The current COVID-19 pandemic risks further accentuating the rural-urban health inequities that exist in New Zealand, warn University of Otago health specialists.
A specialist team including Dunstan Hospital rural health specialist Garry Nixon and rural General Practitioner Dr Branko Sijnja, say “District Health Boards must consider and include their rural communities and health services at this time.”
In New Zealand, many rural towns represent many of the most vulnerable communities. Residents of these rural communities are overall poorer, older, more likely to be Maori and have poorer health outcomes than in more populated cities.
The rural communities are also more vulnerable due to the understaffed nature of rural health services (both primary and secondary), which have limited specialist services and equipment. Hospitals in these areas are largely driven by acute need and are often at capacity in the winter months.

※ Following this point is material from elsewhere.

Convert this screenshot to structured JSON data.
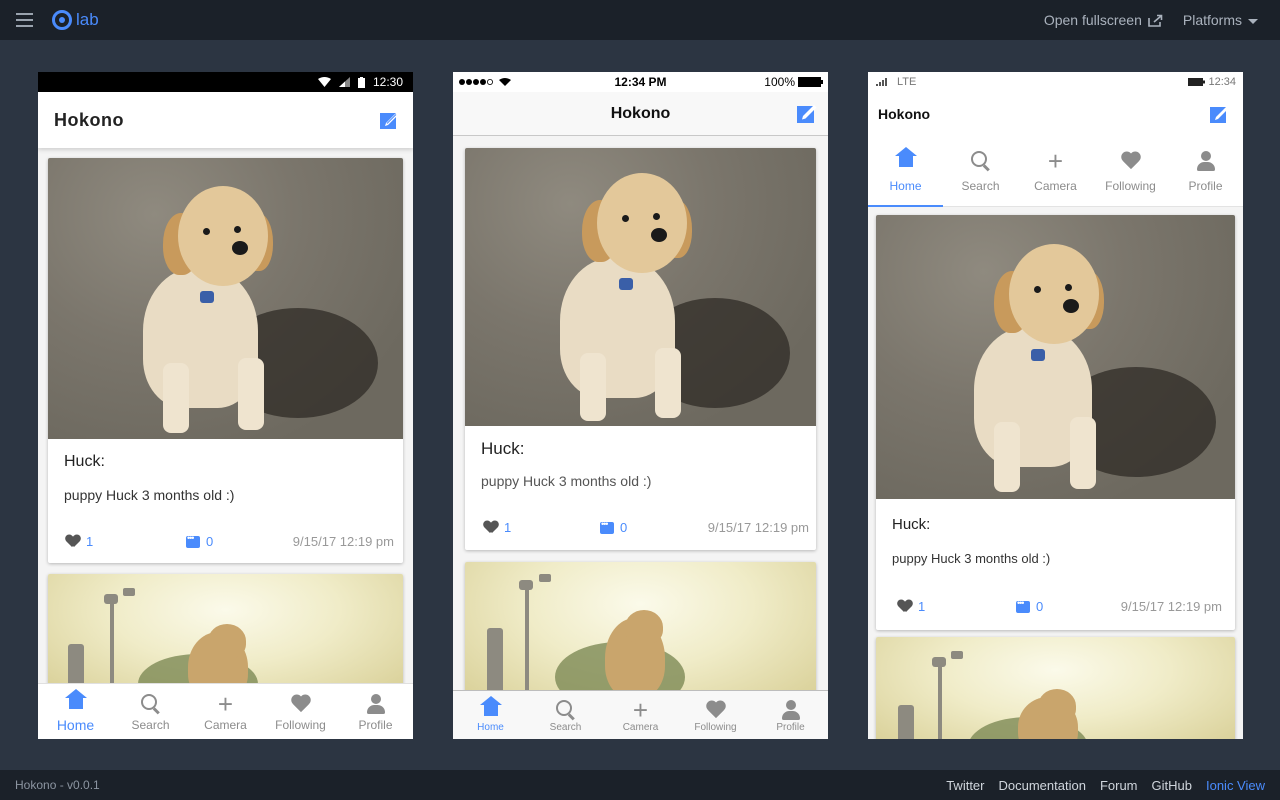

They do not have outpatient clinics or elective surgery that can be cancelled to create additional capacity.
The health specialist team from Otago University are asking District Health Boards to put in place rural-specific plans developed with rural health services, in order for these hospitals to not be overrun during the pandemic. They are also asking for processes which ensure a single point of contact for specialist advice for rural clinicians to co-ordinate the care of deteriorating and critically unwell patients, as well as access to intensive care services across the rural regions including continuing access for non-COVID acute emergency cases.
The protection rural areas do have is their isolation. “It is now time for the Government to implement travel restrictions of non-essential travel to rural remote areas, as this will maximise the one protection rural communities might have – their isolation.” the Otago University health specialists say.
Rural hospitals are made more vulnerable by their lack of “surge capacity”. They are largely driven by acute need and are often at capacity in the winter months. They do not have outpatient clinics or elective surgery that can be cancelled in order to create urgent additional capacity.
We would urge DHBs to put in place, if they have not already done so:
- Rural-specific plans developed in partnership with rural health services.
- Processes to ensure equitable access to specialist and intensive care services across their regions, including continuing access for non-COVID acute emergency cases
- A single point of contact for specialist advice for rural clinicians, to co-ordinate the care of deteriorating and critically unwell rural patients.
- Plans to shift workforce into rural health services that have pre-existing serious shortages or when they (especially small services) become overwhelmed.
- Processes to ensure access to sufficient equipment including personal protective equipment for rural services.
- Additional resources for inter-hospital transfer, of both ventilated patients and those patients who are deteriorating and likely to need intensive care.
- Plans to ensure the rural health services that are now managed by community trusts are given the same consideration and support as those that are managed directly by the local DHB.
It is now time for the Government to implement travel restrictions of non-essential travel to rural remote areas, as this will maximise the one protection rural communities might have – their isolation.
While we expect much of this work is underway, it will be easy for DHB managers and clinical leaders to become focused with their base hospital services and the patients immediately in front of them and to inadvertently neglect rural-based patients. Geographic equity will be important in the coming weeks and months.
During the COVID-19 pandemic, it is crucial that urban and rural referral sites support each other and act as a unified system of emergency care.